Welcome Guest! You have 4 free reads leftLogin/Register
Breaking News
You Are Here: Home » News » EDA lawsuit moves to federal court

EDA lawsuit moves to federal court

EDA lawsuit moves to federal court

Jennifer Rios’ wrongful termination lawsuit against Exeter District Ambulance will be heard in U.S. District Court in Fresno

By Reggie Ellis @Reggie_SGN

EXETER – A wrongful termination lawsuit against Exeter District Ambulance is heading to federal court.

On Jan. 5, Exeter District Ambulance’s (EDA) attorney filed a notice of removal with the Tulare County Superior Court to move the case, originally filed Nov. 28, 2017 by Jennifer Rios, into U.S. District Court for the Eastern District of California in Fresno.

Rios, who worked as a paramedic for the district from 2010-2017, alleged EDA retaliated against her for objecting to, reporting and complaining about possible illegal criminal conduct in the workplace, and specifically by board member Tony Miller. As well the suit alleges the ambulance district and then EDA interim district manage T.J. Fischer violated Rios’ first and fourteenth amendment rights.

Rios was fired on June 30, 2017 when interim district manager T.J. Fischer told her that he had been directed by the “board” to fire her by simply saying “You are an at-will employee and your services are no longer needed.” Rios pointed out in the claim that the board could not have made that decision because it lacked a quorum. Board member Stacy Walter resigned from the Board on May 8 and Board President Allen Sherer and Board Clerk Rob Hubbard had both resigned on June 26 and June 27 respectively before the decision was made.

In the claim, Rios stated that she had several conversations with Sherer about alleged harassment by Miller in February 2017. Later that same month, Rios helped organize a recall campaign against Miller. On May 6, Rios said she was contacted by shift supervisor Casey Randall who reported that EDA’s supply of narcotics were gone from the safe. Rios told Randall to file a police report. Following an interview with the Exeter Police Department where Rios said she believed it was Miller who took the medications, Rios claims that Fischer told her that Miller had “directed” him to re-open an investigation against Rios in regards to an alleged misconduct of which she had already been cleared of in “multiple investigations.”

“I believe that Mr. Miller is targeting myself and several of my colleagues, and has stated such, due to Mrs. Miller attempting to have myself and my colleagues fired due to her job status being in jeopardy.

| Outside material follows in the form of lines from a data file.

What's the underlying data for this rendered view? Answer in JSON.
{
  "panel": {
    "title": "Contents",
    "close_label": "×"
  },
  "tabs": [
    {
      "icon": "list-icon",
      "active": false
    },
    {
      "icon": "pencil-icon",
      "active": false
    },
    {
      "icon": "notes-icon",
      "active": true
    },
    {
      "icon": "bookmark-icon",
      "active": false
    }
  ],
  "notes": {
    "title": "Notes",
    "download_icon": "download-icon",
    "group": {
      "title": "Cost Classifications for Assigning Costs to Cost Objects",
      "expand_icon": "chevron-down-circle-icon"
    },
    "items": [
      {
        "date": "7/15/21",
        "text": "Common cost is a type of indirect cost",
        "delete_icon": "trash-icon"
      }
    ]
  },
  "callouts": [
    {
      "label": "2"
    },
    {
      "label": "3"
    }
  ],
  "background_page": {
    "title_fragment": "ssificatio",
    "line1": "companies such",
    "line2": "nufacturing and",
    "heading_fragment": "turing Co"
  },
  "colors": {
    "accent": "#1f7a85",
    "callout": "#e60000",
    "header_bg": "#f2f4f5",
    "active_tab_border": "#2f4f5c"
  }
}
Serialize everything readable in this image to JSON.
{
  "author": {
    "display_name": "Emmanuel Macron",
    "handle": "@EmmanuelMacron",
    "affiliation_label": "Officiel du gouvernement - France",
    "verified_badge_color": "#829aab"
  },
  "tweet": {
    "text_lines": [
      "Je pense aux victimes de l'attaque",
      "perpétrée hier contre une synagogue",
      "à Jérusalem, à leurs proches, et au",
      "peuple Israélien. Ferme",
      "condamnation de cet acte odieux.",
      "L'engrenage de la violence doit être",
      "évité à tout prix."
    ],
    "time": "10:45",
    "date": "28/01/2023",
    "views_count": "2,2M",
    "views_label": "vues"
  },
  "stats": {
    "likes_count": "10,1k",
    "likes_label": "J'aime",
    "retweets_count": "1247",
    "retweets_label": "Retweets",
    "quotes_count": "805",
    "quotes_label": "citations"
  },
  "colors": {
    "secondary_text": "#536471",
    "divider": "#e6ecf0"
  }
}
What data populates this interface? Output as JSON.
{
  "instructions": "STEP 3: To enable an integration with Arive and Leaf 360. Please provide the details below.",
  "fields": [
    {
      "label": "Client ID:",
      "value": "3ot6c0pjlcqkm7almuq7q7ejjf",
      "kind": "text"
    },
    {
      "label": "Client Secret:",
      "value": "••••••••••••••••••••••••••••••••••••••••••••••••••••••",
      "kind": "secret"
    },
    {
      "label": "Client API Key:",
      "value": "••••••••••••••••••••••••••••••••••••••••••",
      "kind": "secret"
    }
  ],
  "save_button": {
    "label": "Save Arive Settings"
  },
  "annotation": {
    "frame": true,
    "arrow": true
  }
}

Mr. Miller has a personal vendetta against myself and is creating a hostile work environment, and I feel threatened by him and his tendencies to intimidate people. I am requesting that the Board look into these matters and that they be investigated fully.”

In the letter to Sherer, Rios claimed that Miller removed two boxes of what she claims to be personnel files. Rios said she and Savannah Lester witnessed Miller carry the boxes out of the district manager’s office between 9 p.m. and 10:18 p.m. on Jan. 26, 2017. She says that Miller allegedly had taken items from the personnel cabinet which was to remain locked at all times unless unlocked by the district manager.

The next morning, Rios said she and fellow crew supervisor Matt Caserza arrived at different times to find that their shared office had been locked with a deadbolt. Rios wrote that Caserza called Sherer to ask why the door had been locked.

Rios is suing for general, special, and punitive damages, attorney’s fees, and other court costs in excess of $10,000.

Clip to Evernote

About The Author

Publisher

Publisher of The Sun-Gazette. President/CEO of Mineral King Publishing, Inc.

Number of Entries : 1314

Comments

comments

Powered by Facebook Comments

© 1901 - 2019 The Sun-Gazette Newspaper | 402 S F St | Exeter CA 93221 | Powered by Wordpress

Scroll to top